WHAT IS BEING ASKED »
Among the entries that follow, find every line with the word "Номер" and copy it.

....................

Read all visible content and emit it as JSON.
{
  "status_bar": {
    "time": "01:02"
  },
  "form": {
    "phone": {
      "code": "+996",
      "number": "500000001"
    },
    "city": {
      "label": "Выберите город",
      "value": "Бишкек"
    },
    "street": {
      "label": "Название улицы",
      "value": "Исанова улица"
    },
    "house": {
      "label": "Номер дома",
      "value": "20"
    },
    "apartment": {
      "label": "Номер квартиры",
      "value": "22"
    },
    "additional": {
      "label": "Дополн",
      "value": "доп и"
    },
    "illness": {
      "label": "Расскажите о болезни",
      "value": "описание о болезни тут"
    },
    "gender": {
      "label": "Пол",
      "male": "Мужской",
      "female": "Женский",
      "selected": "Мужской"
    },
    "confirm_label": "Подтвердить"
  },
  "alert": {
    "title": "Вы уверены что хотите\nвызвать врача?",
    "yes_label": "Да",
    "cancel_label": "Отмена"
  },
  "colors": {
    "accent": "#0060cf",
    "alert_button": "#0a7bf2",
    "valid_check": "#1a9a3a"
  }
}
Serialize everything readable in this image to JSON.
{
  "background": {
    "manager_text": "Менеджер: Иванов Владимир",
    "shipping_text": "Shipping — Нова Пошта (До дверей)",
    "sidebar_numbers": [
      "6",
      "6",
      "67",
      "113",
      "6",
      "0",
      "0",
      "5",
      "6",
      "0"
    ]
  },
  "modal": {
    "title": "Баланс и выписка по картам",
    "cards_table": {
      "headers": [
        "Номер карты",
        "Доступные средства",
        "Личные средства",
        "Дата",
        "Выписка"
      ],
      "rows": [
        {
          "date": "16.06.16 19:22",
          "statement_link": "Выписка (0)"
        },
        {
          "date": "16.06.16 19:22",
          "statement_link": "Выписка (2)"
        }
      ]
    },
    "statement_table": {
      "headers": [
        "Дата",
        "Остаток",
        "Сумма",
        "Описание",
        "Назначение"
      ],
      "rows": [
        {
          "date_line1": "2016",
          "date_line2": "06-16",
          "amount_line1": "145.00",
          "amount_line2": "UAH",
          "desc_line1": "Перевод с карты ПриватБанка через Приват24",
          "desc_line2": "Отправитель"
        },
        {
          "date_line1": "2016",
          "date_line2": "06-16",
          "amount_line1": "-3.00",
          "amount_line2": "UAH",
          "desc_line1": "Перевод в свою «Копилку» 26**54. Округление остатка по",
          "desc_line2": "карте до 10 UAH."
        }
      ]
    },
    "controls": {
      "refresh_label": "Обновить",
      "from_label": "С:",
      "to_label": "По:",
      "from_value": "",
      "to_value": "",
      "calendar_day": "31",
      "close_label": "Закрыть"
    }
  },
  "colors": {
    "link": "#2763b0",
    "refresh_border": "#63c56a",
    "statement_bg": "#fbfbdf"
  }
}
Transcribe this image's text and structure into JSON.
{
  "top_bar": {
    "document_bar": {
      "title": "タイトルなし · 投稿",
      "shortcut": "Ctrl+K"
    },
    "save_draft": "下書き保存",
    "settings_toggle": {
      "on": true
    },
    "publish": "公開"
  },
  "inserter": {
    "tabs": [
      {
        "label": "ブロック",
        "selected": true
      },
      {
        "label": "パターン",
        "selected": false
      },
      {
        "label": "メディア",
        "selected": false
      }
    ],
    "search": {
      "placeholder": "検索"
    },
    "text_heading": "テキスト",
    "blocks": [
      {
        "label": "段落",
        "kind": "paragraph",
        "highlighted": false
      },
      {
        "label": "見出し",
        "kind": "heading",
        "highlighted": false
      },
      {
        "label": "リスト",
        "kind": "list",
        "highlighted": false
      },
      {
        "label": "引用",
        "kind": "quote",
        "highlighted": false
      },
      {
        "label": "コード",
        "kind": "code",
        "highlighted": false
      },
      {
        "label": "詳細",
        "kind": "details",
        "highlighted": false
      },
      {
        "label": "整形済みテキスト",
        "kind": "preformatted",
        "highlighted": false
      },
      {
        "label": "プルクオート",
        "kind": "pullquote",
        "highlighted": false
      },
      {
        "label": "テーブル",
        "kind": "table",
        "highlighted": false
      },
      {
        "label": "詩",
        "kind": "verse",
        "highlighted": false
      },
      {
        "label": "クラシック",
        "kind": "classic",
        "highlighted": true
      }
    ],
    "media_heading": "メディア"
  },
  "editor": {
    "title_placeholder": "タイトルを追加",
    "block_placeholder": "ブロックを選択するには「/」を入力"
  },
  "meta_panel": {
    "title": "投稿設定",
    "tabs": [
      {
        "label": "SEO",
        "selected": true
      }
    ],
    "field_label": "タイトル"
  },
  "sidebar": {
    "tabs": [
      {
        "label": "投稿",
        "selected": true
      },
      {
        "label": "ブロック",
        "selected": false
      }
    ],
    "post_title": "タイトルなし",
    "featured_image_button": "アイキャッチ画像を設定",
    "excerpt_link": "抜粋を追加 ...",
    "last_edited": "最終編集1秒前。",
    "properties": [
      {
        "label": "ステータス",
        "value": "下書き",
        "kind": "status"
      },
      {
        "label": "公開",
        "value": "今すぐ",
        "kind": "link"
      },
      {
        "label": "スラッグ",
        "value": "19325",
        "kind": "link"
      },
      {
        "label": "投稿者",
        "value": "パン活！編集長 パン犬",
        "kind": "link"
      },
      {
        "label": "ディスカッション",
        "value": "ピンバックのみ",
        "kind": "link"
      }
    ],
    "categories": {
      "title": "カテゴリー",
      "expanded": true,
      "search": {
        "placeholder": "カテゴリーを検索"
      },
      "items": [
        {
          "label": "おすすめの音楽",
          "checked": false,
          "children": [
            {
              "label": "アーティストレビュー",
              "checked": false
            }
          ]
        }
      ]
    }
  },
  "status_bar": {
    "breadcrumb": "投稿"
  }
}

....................

RESULT »
      "label": "Номер дома",
      "label": "Номер квартиры",
        "Номер карты",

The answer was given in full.